I would, though, if I had had my senses! But all I thought of then was to get his face away, and I handed him my money.
On the morning of the third day, when we had been forty-eight hours in the Cage, I awoke with a great relief of spirits, very weak and weary indeed, but seeing things of the right size and with their honest, everyday appearance. I had a mind to eat, moreover, rose from bed of my own movement, and as soon as we had breakfasted, stepped to the entry of the Cage and sat down outside in the top of the wood. It was a grey day with a cool, mild air: and I sat in a dream all morning, only disturbed by the passing by of Cluny's scouts and servants coming with provisions and reports; for as the coast was at that time clear, you might almost say he held court openly.
When I returned, he and Alan had laid the cards aside, and were questioning a gillie; and the chief turned about and spoke to me in the Gaelic.
"I have no Gaelic, sir," said I.
Now since the card question, everything I said or did had the power of annoying Cluny. "Your name has more sense than yourself, then," said he angrily. "for it's good Gaelic. But the point is this. My scout reports all clear in the south, and the question is, have ye the strength to go?"
I saw cards on the table, but no gold; only a heap of little written papers, and these all on Cluny's side. Alan, besides, had an odd look, like a man not very well content; and I began to have a strong misgiving.
"I do not know if I am as well as I should be," said I, looking at Alan; "but the little money we have has a long way to carry us."
Alan took his under-lip into his mouth, and looked upon the ground.
"David," says he at last, "I've lost it; there's the naked truth."
"My money too?" said I.
"Your money too," says Alan, with a groan. "Ye shouldnae have given it me. I'm daft when I get to the cartes."
"Hoot-toot! hoot-toot!" said Cluny. "It was all daffing; it's all nonsense. Of course you'll have your money back again, and the double of it, if ye'll make so free with me. It would be a singular thing for me to keep it. It's not to be supposed that I would be any hindrance to gentlemen in your situation; that would be a singular thing!" cries he, and began to pull gold out of his pocket with a mighty red face.
Alan said nothing, only looked on the ground.
"Will you step to the door with me, sir?" said I.
Cluny said he would be very glad, and followed me readily enough, but he looked flustered and put out.
"And now, sir," says I, "I must first acknowledge your generosity."
"Nonsensical nonsense!" cries Cluny. "Where's the generosity? This is just a most unfortunate affair; but what would ye have me do -- boxed up in this bee-skep of a cage of mine -- but just set my friends to the cartes, when I can get them? And if they lose, of course, it's not to be supposed ----" And here he came to a pause.
"Yes," said I, "if they lose, you give them back their money; and if they win, they carry away yours in their pouches! I have said before that I grant your generosity; but to me, sir, it's a very painful thing to be placed in this position."

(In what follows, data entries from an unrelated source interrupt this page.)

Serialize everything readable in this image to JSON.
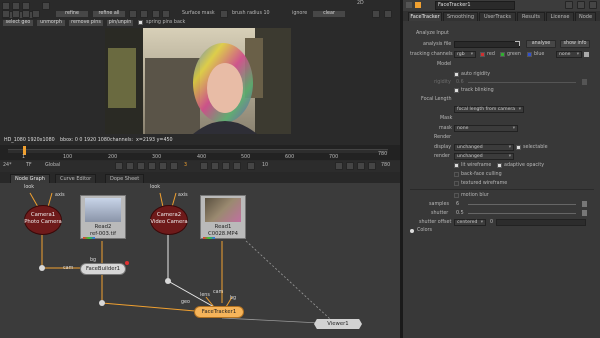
{
  "viewer_toolbar": {
    "refine": "refine",
    "refine_all": "refine all",
    "surface_mask": "Surface mask",
    "brush_radius": "brush radius 10",
    "ignore": "ignore",
    "clear": "clear",
    "select_geo": "select geo",
    "unmorph": "unmorph",
    "remove_pins": "remove pins",
    "pin_unpin": "pin/unpin",
    "spring_pins_back": "spring pins back",
    "view_mode": "2D"
  },
  "viewer_info": {
    "format": "HD_1080 1920x1080",
    "bbox": "bbox: 0 0 1920 1080",
    "channels": "channels:",
    "coords": "x=2193 y=450"
  },
  "timeline": {
    "ticks": [
      "1",
      "100",
      "200",
      "300",
      "400",
      "500",
      "600",
      "700"
    ],
    "end_frame": "780",
    "fps": "24*",
    "tf": "TF",
    "global": "Global",
    "current_frame": "3",
    "step": "10",
    "end_field": "780",
    "progress": 0.004
  },
  "graph_tabs": [
    "Node Graph",
    "Curve Editor",
    "Dope Sheet"
  ],
  "nodes": {
    "camera1": {
      "name": "Camera1",
      "sub": "Photo Camera"
    },
    "read2": {
      "name": "Read2",
      "sub": "ref-003.tif"
    },
    "camera2": {
      "name": "Camera2",
      "sub": "Video Camera"
    },
    "read1": {
      "name": "Read1",
      "sub": "C0028.MP4"
    },
    "facebuilder": {
      "name": "FaceBuilder1"
    },
    "facetracker": {
      "name": "FaceTracker1"
    },
    "viewer": {
      "name": "Viewer1"
    }
  },
  "edge_labels": {
    "look": "look",
    "axis": "axis",
    "cam": "cam",
    "geo": "geo",
    "bg": "bg",
    "look2": "look",
    "axis2": "axis",
    "cam2": "cam",
    "bg2": "bg",
    "lens": "lens"
  },
  "panel": {
    "title": "FaceTracker1",
    "tabs": [
      "FaceTracker",
      "Smoothing",
      "UserTracks",
      "Results",
      "License",
      "Node"
    ],
    "analyze_input": "Analyze Input",
    "analysis_file_label": "analysis file",
    "analyse_btn": "analyse",
    "show_info_btn": "show info",
    "tracking_channels_label": "tracking channels",
    "tracking_channels_value": "rgb",
    "red": "red",
    "green": "green",
    "blue": "blue",
    "none": "none",
    "model": "Model",
    "auto_rigidity": "auto rigidity",
    "rigidity_label": "rigidity",
    "rigidity_value": "0.6",
    "track_blinking": "track blinking",
    "focal_length": "Focal Length",
    "focal_length_value": "focal length from camera",
    "mask_heading": "Mask",
    "mask_label": "mask",
    "mask_value": "none",
    "render_heading": "Render",
    "display_label": "display",
    "display_value": "unchanged",
    "selectable": "selectable",
    "render_label": "render",
    "render_value": "unchanged",
    "lit_wireframe": "lit wireframe",
    "adaptive_opacity": "adaptive opacity",
    "back_face_culling": "back-face culling",
    "textured_wireframe": "textured wireframe",
    "motion_blur": "motion blur",
    "samples_label": "samples",
    "samples_value": "6",
    "shutter_label": "shutter",
    "shutter_value": "0.5",
    "shutter_offset_label": "shutter offset",
    "shutter_offset_value": "centered",
    "shutter_offset_num": "0",
    "colors": "Colors"
  },
  "colors": {
    "accent_orange": "#f0a030",
    "camera_node": "#6e1a1a",
    "read_node": "#bababa",
    "facetracker_node": "#f6b45a"
  }
}
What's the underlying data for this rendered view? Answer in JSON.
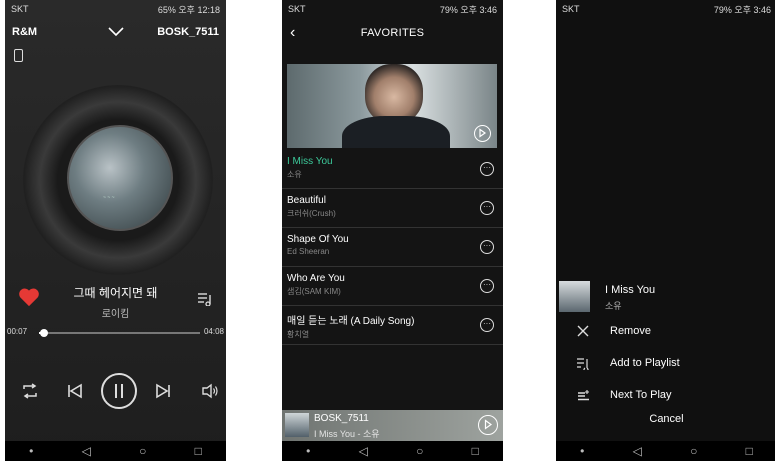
{
  "colors": {
    "accent_green": "#3cc99a",
    "heart_red": "#e53935"
  },
  "player": {
    "status": {
      "carrier": "SKT",
      "right": "65% 오후 12:18"
    },
    "header": {
      "left_label": "R&M",
      "device_name": "BOSK_7511"
    },
    "song_title": "그때 헤어지면 돼",
    "artist": "로이킴",
    "elapsed": "00:07",
    "duration": "04:08",
    "progress_fraction": 0.03
  },
  "favorites": {
    "status": {
      "carrier": "SKT",
      "right": "79% 오후 3:46"
    },
    "title": "FAVORITES",
    "songs": [
      {
        "title": "I Miss You",
        "artist": "소유",
        "active": true
      },
      {
        "title": "Beautiful",
        "artist": "크러쉬(Crush)",
        "active": false
      },
      {
        "title": "Shape Of You",
        "artist": "Ed Sheeran",
        "active": false
      },
      {
        "title": "Who Are You",
        "artist": "샘김(SAM KIM)",
        "active": false
      },
      {
        "title": "매일 듣는 노래 (A Daily Song)",
        "artist": "황치열",
        "active": false
      }
    ],
    "mini_player": {
      "device": "BOSK_7511",
      "now_playing": "I Miss You - 소유"
    }
  },
  "sheet": {
    "status": {
      "carrier": "SKT",
      "right": "79% 오후 3:46"
    },
    "song_title": "I Miss You",
    "artist": "소유",
    "actions": [
      {
        "label": "Remove",
        "icon": "close-icon"
      },
      {
        "label": "Add to Playlist",
        "icon": "add-to-playlist-icon"
      },
      {
        "label": "Next To Play",
        "icon": "next-to-play-icon"
      }
    ],
    "cancel_label": "Cancel"
  }
}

There was a little silence, in which Cluny seemed always as if he was about to speak, but said nothing. All the time he grew redder and redder in the face.
"I am a young man," said I, "and I ask your advice. Advise me as you would your son. My friend fairly lost his money, after having fairly gained a far greater sum of yours; can I accept it back again? Would that be the right part for me to play? Whatever I do, you can see for yourself it must be hard upon a man of any pride."